Mentions: The sample consists of 256 parents of 192 children. Of the 256 parents, 70.3 % (180) are mothers, and there are 64 couples. This represents 37.4 % of 192 eligible families admitted over a 21 month period. In total, 68.1 % of eligible families that were approached consented to participate in the study. A sample much smaller than expected and required was obtained within the Neurology group. Given that many within this group were initially treated within PICU, it was decided to collapse the Neurology and PICU groups into a combined ‘Mixed Illness’ group to increase power in future analyses. A detailed breakdown of recruitment within each illness group is provided below, and the recruitment flow diagram within each of the three illness groups can be seen in Fig. 3.Fig. 3

Bottom Line: Eligible parents were those who were caregivers of children aged 0-to 18-years admitted to the Oncology, Cardiology, Neurology and Pediatric Intensive Care Unit.Parents were recruited acutely, and completed self-report questionnaires at four time-points: within the first 4 weeks (T1:); then at 4 months (T2); 7 months (T3); and 19 months (T4) after admission.Given that it will also identify risk and resilience factors, and map the course of parent outcomes over an 18 monthperiod, it has the potential to inform novel strategies for intervention.

View Article: PubMed Central - PubMed

Affiliation: Clinical Sciences, Murdoch Childrens Research Institute, The Royal Children's Hospital, Flemington Road, Parkville, VIC, 3052, Australia. frank.muscara@mcri.edu.au.

ABSTRACT

Background: Diagnosis of life threatening childhood illness or injury can lead to significant distress reactions in parents, with many experiencing clinically significant levels of post-traumatic stress symptoms.
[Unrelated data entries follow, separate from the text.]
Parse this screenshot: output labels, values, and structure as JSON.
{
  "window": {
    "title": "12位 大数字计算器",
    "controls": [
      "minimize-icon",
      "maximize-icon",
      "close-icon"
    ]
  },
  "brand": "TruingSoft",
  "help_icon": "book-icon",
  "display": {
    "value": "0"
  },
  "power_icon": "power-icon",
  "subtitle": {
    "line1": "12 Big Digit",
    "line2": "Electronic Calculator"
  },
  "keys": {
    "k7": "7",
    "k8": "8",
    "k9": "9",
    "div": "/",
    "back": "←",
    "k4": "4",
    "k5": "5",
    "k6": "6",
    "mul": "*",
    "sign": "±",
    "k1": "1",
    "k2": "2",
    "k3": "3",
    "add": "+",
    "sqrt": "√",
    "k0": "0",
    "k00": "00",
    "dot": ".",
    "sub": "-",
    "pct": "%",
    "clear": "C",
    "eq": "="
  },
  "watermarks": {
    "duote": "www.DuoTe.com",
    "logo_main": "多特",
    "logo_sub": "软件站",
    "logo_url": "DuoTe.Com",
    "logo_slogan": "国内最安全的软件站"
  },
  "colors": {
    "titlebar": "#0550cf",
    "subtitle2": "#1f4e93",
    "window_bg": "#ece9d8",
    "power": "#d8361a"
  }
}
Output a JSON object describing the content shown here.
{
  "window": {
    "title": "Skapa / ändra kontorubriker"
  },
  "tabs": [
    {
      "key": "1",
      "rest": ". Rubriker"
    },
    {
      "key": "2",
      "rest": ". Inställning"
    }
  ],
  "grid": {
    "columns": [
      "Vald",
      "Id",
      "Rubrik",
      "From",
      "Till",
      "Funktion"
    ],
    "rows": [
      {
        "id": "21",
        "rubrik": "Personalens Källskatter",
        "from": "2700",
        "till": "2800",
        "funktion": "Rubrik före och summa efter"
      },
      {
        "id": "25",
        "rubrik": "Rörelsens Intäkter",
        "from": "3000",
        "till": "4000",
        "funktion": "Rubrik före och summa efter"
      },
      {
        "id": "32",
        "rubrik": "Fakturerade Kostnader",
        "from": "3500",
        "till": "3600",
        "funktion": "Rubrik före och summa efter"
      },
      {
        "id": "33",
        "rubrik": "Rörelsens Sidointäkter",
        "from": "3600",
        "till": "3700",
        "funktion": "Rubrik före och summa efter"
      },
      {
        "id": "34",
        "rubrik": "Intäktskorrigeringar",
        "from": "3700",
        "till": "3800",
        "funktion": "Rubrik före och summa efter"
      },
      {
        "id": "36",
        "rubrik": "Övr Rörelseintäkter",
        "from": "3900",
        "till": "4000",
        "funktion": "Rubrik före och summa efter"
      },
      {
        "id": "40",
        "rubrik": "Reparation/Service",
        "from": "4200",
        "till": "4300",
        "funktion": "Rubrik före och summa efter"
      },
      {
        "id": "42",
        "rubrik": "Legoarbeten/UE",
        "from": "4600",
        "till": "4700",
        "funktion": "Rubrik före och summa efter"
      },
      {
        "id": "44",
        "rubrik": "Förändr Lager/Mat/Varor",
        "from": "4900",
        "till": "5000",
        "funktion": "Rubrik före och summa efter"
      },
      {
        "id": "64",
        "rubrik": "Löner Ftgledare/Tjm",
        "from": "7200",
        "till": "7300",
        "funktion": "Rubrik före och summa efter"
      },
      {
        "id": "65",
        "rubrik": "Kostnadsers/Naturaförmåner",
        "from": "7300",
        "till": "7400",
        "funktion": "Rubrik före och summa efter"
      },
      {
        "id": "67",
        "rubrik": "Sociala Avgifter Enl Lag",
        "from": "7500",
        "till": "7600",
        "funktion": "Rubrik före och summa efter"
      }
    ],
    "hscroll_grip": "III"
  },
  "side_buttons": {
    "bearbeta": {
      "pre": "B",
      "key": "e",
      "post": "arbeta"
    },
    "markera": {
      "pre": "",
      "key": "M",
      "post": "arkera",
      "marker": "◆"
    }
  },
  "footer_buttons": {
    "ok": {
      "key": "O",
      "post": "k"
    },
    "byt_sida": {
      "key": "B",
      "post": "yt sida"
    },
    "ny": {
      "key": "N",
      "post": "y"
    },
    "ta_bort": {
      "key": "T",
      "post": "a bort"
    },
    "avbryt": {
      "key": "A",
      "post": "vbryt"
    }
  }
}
These symptoms can have long-term adverse impacts on parent mental health, family functioning, and the adjustment of the ill child. Independent studies have found such reactions in several different illness groups. However, very little research has systematically compared the prevalence, impact and trajectories over time of post-traumatic stress symptoms in parents across different childhood illness groups with an acute life threat. The current study seeks to map the course of post-traumatic stress reactions in parents of children with various life threatening illnesses over an 18 month period, and identify factors that predict successful adaptation in families.

Method/design: The current study described is of a prospective, longitudinal design. The sample included parents of children admitted to four major hospital departments at the Royal Children's Hospital, Melbourne, Australia, for a life threatening illness or injury. Eligible parents were those who were caregivers of children aged 0-to 18-years admitted to the Oncology, Cardiology, Neurology and Pediatric Intensive Care Unit. Parents were recruited acutely, and completed self-report questionnaires at four time-points: within the first 4 weeks (T1:); then at 4 months (T2); 7 months (T3); and 19 months (T4) after admission. Questionnaires assessed parent and child mental health and wellbeing, and a number of risk and reliance factors such child illness factors, parent demographic factors, and psychosocial factors.

Discussion: This study is one of the first to document the trajectory of post-traumatic stress responses in parents of very ill children, across illness groups. Given that it will also identify risk and resilience factors, and map the course of parent outcomes over an 18 monthperiod, it has the potential to inform novel strategies for intervention.

No MeSH data available.


Related in: MedlinePlus